Exercise can improve your circulation by helping smaller blood vessels develop, which can bypass any blockages. Consider also reducing or avoiding caffeine (coffee, tea, chocolate, soft drinks, pain killers, etc.) because it constricts blood vessels. Likewise a regular dry, or if you have access to one far infrared, sauna can help warm you up while removing toxins that can contribute to poor circulation. When you can, practice some form of stress control like biofeedback or meditation. Reflexology, massage therapy, shiatsu, physiotherapy, and different forms of chiropractic and acupuncture could all be helpful.
If you smoke this may be a hint that it’s time to stop. Smokers are more prone to cold extremities because smoking constricts the blood flow to the tiny blood vessels at the tips of fingers and toes. Smokers who quit often see very quick improvement.
Cold hands and feet can sometimes signal Reynaud’s disease. This inherited autoimmune condition affects between 3% and 20% of the adult population.
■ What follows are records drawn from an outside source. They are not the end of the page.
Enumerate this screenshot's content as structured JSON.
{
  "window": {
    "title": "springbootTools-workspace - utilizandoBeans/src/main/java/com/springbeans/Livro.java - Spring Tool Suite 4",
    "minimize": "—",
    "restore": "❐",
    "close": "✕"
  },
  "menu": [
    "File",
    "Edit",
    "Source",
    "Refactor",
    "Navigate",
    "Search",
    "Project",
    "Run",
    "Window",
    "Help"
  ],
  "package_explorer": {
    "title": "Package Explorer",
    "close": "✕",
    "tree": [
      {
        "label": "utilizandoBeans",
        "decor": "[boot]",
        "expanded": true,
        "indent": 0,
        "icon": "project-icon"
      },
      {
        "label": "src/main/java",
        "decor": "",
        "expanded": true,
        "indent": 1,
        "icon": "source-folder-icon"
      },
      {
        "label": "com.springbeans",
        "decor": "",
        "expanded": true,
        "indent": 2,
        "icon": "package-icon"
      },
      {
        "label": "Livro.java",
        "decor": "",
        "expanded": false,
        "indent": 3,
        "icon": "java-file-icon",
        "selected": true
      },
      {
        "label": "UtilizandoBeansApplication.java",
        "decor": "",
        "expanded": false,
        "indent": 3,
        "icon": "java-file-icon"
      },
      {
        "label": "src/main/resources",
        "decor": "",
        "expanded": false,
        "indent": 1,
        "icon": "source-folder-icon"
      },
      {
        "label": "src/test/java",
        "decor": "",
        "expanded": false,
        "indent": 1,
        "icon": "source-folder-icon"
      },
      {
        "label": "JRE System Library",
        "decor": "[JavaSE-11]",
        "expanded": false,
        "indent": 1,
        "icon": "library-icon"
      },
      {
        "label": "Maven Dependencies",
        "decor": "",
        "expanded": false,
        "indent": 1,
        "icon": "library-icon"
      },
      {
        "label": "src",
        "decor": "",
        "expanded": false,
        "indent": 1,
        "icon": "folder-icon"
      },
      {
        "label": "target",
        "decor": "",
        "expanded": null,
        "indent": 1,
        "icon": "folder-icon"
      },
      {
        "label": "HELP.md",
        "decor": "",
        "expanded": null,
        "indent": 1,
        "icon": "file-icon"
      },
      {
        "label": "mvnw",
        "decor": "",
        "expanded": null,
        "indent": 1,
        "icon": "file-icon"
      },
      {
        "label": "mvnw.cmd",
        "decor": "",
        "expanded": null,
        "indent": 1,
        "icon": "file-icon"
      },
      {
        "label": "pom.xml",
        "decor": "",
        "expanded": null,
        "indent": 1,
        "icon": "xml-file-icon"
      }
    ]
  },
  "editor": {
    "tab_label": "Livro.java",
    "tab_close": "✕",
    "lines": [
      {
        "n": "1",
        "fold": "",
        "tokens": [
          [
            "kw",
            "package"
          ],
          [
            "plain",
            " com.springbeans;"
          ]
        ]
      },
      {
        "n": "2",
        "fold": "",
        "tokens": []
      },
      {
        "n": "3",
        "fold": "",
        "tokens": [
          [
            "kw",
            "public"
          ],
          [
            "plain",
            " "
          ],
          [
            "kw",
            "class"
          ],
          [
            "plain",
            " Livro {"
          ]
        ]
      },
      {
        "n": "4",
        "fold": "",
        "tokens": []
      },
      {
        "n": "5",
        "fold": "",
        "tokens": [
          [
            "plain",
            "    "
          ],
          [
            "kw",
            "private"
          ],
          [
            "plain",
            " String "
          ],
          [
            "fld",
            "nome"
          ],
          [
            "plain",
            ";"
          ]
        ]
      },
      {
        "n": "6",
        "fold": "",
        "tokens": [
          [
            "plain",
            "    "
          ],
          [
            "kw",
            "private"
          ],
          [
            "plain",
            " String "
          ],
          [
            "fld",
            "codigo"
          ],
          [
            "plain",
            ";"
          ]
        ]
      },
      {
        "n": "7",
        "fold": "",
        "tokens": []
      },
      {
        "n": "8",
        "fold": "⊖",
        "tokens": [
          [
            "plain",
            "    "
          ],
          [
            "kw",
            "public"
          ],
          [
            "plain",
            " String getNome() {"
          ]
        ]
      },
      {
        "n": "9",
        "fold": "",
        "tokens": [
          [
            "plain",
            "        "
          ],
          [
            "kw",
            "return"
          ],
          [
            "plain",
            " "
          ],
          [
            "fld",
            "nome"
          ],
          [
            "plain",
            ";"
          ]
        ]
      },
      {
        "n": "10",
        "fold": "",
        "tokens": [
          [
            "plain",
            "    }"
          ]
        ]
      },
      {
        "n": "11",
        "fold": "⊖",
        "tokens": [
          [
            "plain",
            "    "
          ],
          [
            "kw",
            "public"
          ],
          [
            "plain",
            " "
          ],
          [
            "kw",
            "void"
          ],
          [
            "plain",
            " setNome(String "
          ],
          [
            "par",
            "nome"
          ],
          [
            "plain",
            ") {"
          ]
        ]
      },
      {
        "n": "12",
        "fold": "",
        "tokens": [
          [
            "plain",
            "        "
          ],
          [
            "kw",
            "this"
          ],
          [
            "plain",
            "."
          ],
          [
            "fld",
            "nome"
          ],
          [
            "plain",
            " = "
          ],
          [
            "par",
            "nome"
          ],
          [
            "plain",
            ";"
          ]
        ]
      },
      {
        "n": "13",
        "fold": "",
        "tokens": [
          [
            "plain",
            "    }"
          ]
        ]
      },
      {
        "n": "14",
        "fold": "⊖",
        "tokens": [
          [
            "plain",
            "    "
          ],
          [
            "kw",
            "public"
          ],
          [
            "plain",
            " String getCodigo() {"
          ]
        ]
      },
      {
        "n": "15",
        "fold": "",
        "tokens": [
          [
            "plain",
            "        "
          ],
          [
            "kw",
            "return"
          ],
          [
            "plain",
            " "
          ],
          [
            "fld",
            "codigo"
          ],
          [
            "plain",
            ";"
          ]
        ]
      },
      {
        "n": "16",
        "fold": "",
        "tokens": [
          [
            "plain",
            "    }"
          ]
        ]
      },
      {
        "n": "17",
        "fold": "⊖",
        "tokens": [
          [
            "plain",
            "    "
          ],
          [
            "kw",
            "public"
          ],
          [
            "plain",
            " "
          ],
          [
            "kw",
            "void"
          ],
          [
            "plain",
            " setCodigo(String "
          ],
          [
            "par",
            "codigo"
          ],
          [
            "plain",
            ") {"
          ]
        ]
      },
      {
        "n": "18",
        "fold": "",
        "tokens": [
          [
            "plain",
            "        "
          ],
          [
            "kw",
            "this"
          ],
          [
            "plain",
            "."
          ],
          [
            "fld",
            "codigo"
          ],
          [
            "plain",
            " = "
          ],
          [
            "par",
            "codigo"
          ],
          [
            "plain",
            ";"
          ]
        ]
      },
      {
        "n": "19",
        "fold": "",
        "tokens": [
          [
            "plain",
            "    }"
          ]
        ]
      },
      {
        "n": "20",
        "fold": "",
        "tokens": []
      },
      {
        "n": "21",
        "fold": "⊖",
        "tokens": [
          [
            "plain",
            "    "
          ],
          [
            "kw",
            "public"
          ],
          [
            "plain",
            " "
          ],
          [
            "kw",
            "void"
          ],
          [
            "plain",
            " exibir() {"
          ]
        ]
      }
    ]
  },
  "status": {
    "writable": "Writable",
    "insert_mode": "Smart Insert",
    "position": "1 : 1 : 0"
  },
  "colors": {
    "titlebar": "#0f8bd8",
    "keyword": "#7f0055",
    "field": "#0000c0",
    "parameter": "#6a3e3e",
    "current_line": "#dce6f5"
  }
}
It affects mostly women and can appear at any age. The blood supply to fingers and toes (and sometimes ears and nose) is interrupted, making them go white and become very painful. There’s no cure, prevention (such as thermal gloves) is vital, but if your condition seems to be getting worse it’s worth consulting a healthcare practitioner for a definitive diagnosis and to rule out any other health problems that might be associated with cold extremities.
Finally practitioners of the Buteyko method of breathing say that a simple breathing exercise can help improve circulation and warm both hands and feet within 2-3 minutes.
The method involves sitting in a chair with your spine straight and relaxing all your muscles. Begin by taking a slightly smaller (about 10% less) breath than normal. As you exhale relax all your muscles, especially those in the upper chest and other breathing muscles. Take another (smaller) breath and again completely relax.
The goal of this exercise is to gradually reduce the amount of air you take in with each breath, until you experience alight but comfortable ‘air hunger’. Done correctly, maintaining this light air hunger for 2-3 minutes should warm up your hands and feet completely. If you suffer from heart disease, hypertension, migraine or panic attacks do not push yourself – go more slowly in reducing your air intake and never go past a level at which you feel comfortable.
For patients with advanced Raynaud’s disease, it may take longer time, up to 1-2 weeks, and more practice, to improve circulation, regulate breathing and improve symptoms.
If you get cold hands and feet at night in bed try lying on your left side or on chest and relax all your body muscles. Breathe only through the nose. Follow the instructions above for reduced breathing to get quick relief.